Remembering well, remembering with love, is all about a healthy and continuing relationship. Remembering well accepts the pain of separation and death whilst also giving thanks for the qualities, and the impression on your soul, that the person you miss has left behind and passed on to you.  Loving memory’s concern is a commitment to keep living as though love matters and as though love, as St Paul rightly insists, is the final word: ‘now these three remain, faith, hope and love and the greatest of these is love.’  So can I encourage you to live well, as people of love, even though you have suffered the pain of loss. May your loving memory be a very active and transformative way of honouring those who have gone before.

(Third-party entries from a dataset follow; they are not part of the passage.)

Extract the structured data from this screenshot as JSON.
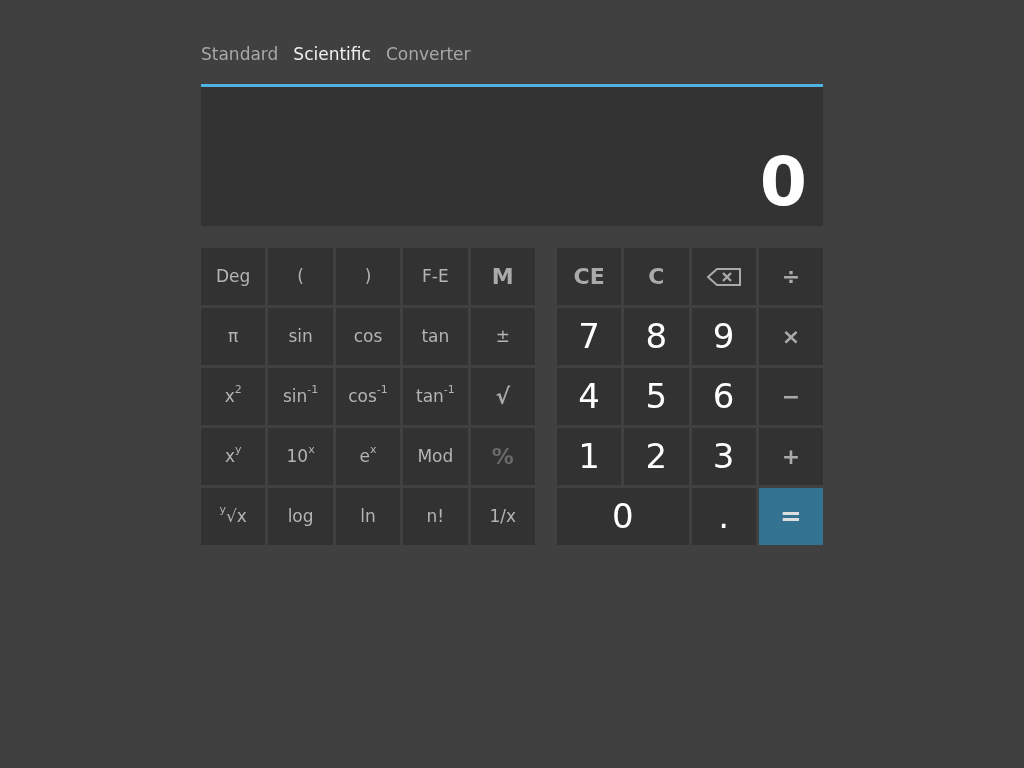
{
  "tabs": [
    {
      "label": "Standard",
      "selected": false
    },
    {
      "label": "Scientific",
      "selected": true
    },
    {
      "label": "Converter",
      "selected": false
    }
  ],
  "display": {
    "value": "0"
  },
  "scientific_keys": [
    {
      "label": "Deg",
      "kind": "fn",
      "disabled": false
    },
    {
      "label": "(",
      "kind": "fn",
      "disabled": false
    },
    {
      "label": ")",
      "kind": "fn",
      "disabled": false
    },
    {
      "label": "F-E",
      "kind": "fn",
      "disabled": false
    },
    {
      "label": "M",
      "kind": "op",
      "disabled": false
    },
    {
      "label": "π",
      "kind": "fn",
      "disabled": false
    },
    {
      "label": "sin",
      "kind": "fn",
      "disabled": false
    },
    {
      "label": "cos",
      "kind": "fn",
      "disabled": false
    },
    {
      "label": "tan",
      "kind": "fn",
      "disabled": false
    },
    {
      "label": "±",
      "kind": "fn",
      "disabled": false
    },
    {
      "label": "x$^{2}$",
      "kind": "fn",
      "disabled": false
    },
    {
      "label": "sin$^{-1}$",
      "kind": "fn",
      "disabled": false
    },
    {
      "label": "cos$^{-1}$",
      "kind": "fn",
      "disabled": false
    },
    {
      "label": "tan$^{-1}$",
      "kind": "fn",
      "disabled": false
    },
    {
      "label": "√",
      "kind": "op",
      "disabled": false
    },
    {
      "label": "x$^{y}$",
      "kind": "fn",
      "disabled": false
    },
    {
      "label": "10$^{x}$",
      "kind": "fn",
      "disabled": false
    },
    {
      "label": "e$^{x}$",
      "kind": "fn",
      "disabled": false
    },
    {
      "label": "Mod",
      "kind": "fn",
      "disabled": false
    },
    {
      "label": "%",
      "kind": "op",
      "disabled": true
    },
    {
      "label": "$^{y}$√x",
      "kind": "fn",
      "disabled": false
    },
    {
      "label": "log",
      "kind": "fn",
      "disabled": false
    },
    {
      "label": "ln",
      "kind": "fn",
      "disabled": false
    },
    {
      "label": "n!",
      "kind": "fn",
      "disabled": false
    },
    {
      "label": "1/x",
      "kind": "fn",
      "disabled": false
    }
  ],
  "standard_keys": [
    {
      "label": "CE",
      "kind": "op"
    },
    {
      "label": "C",
      "kind": "op"
    },
    {
      "kind": "backspace"
    },
    {
      "label": "÷",
      "kind": "op"
    },
    {
      "label": "7",
      "kind": "digit"
    },
    {
      "label": "8",
      "kind": "digit"
    },
    {
      "label": "9",
      "kind": "digit"
    },
    {
      "label": "×",
      "kind": "op"
    },
    {
      "label": "4",
      "kind": "digit"
    },
    {
      "label": "5",
      "kind": "digit"
    },
    {
      "label": "6",
      "kind": "digit"
    },
    {
      "label": "−",
      "kind": "op"
    },
    {
      "label": "1",
      "kind": "digit"
    },
    {
      "label": "2",
      "kind": "digit"
    },
    {
      "label": "3",
      "kind": "digit"
    },
    {
      "label": "+",
      "kind": "op"
    },
    {
      "label": "0",
      "kind": "digit",
      "wide": true
    },
    {
      "label": ".",
      "kind": "digit"
    },
    {
      "label": "=",
      "kind": "equals"
    }
  ]
}
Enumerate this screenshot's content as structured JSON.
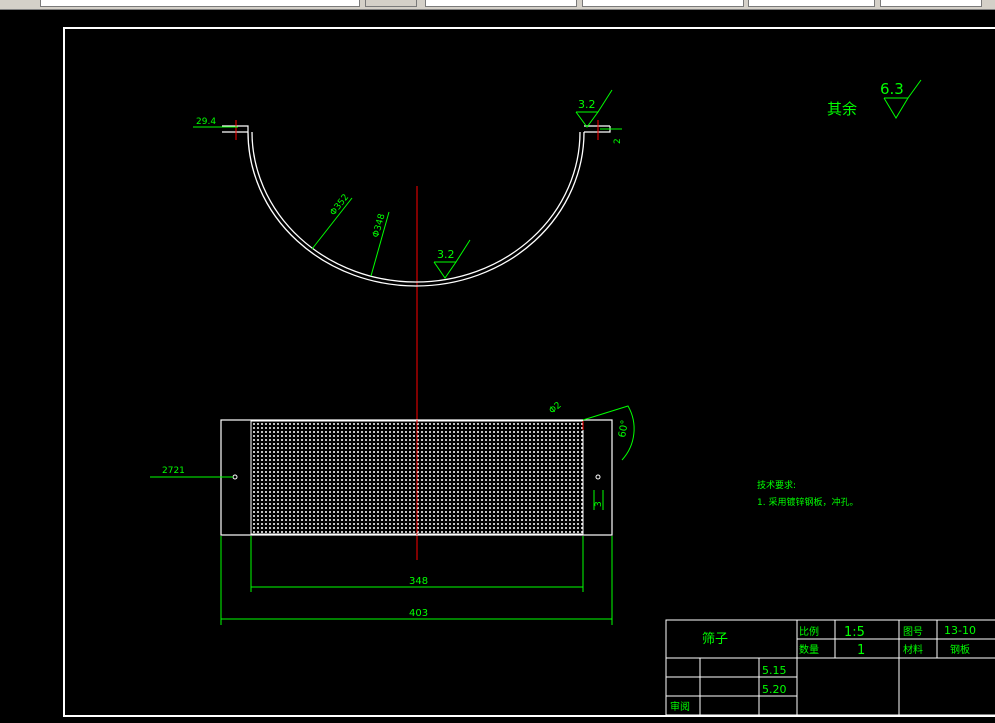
{
  "drawing": {
    "dims_top": {
      "left_offset": "29.4",
      "right_finish": "3.2",
      "right_small": "2",
      "outer_dia": "Φ352",
      "inner_dia": "Φ348",
      "bottom_finish": "3.2"
    },
    "general_finish": {
      "label": "其余",
      "value": "6.3"
    },
    "dims_bottom": {
      "left_offset": "2721",
      "angle": "60°",
      "hole": "Φ2",
      "right_small": "3",
      "width_inner": "348",
      "width_outer": "403"
    },
    "notes": {
      "title": "技术要求:",
      "item1": "1. 采用镀锌钢板，冲孔。"
    }
  },
  "title_block": {
    "part_name": "筛子",
    "scale_label": "比例",
    "scale_value": "1:5",
    "qty_label": "数量",
    "qty_value": "1",
    "drawing_no_label": "图号",
    "drawing_no_value": "13-10",
    "material_label": "材料",
    "material_value": "钢板",
    "date1": "5.15",
    "date2": "5.20",
    "reviewer_label": "审阅"
  },
  "colors": {
    "background": "#000000",
    "outline": "#ffffff",
    "dimension": "#00ff00",
    "centerline": "#ff0000",
    "toolbar": "#d4d0c8"
  }
}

As a Christian I believe that the notion of Loving Memory is best animated through a sense of faith and hope.  This intermingling of faith, hope and love is captured beautifully in our readings and hymns. The twenty third psalm comes to its epic conclusion with the suggestion that God really does walk with us ‘all the days of our life’ and, that we truly shall ‘live in the house of the Lord forever,’  whilst the hymn that we are about to sing anticipates that God will ‘be there at our sleeping,’ gracing us with us ‘peace in our the end of the day.’

For me such sentiments are very real; they reside at the core of my faith. At the beginning of most funeral services that I take I read the words of St. Paul where he says that he is ‘convinced that neither death, nor life, nor angels, nor rulers, nor things present, nor things to come, nor powers, nor height, nor depth, nor anything else in all creation will be able to separate us from the love of God in Christ Jesus our Lord,’ (Romans 8, 38-39).

These verses get to the heart of things, they are a statement of faith, written in a spirit of hope, expressing an eternal truth: love can never be defeated, not even by death. Faith and hope, animated through love, are the virtues that have the capacity to transform our memories into eternal treasures.


So even as you continue to suffer the pain of loss and to bear its scars can I encourage you to keep remembering well, to remember in the spirit of faith, hope, and love, in the sure and certain knowledge that the transformative power of love, your love and God’s love, never comes to an end; it is an eternal treasure.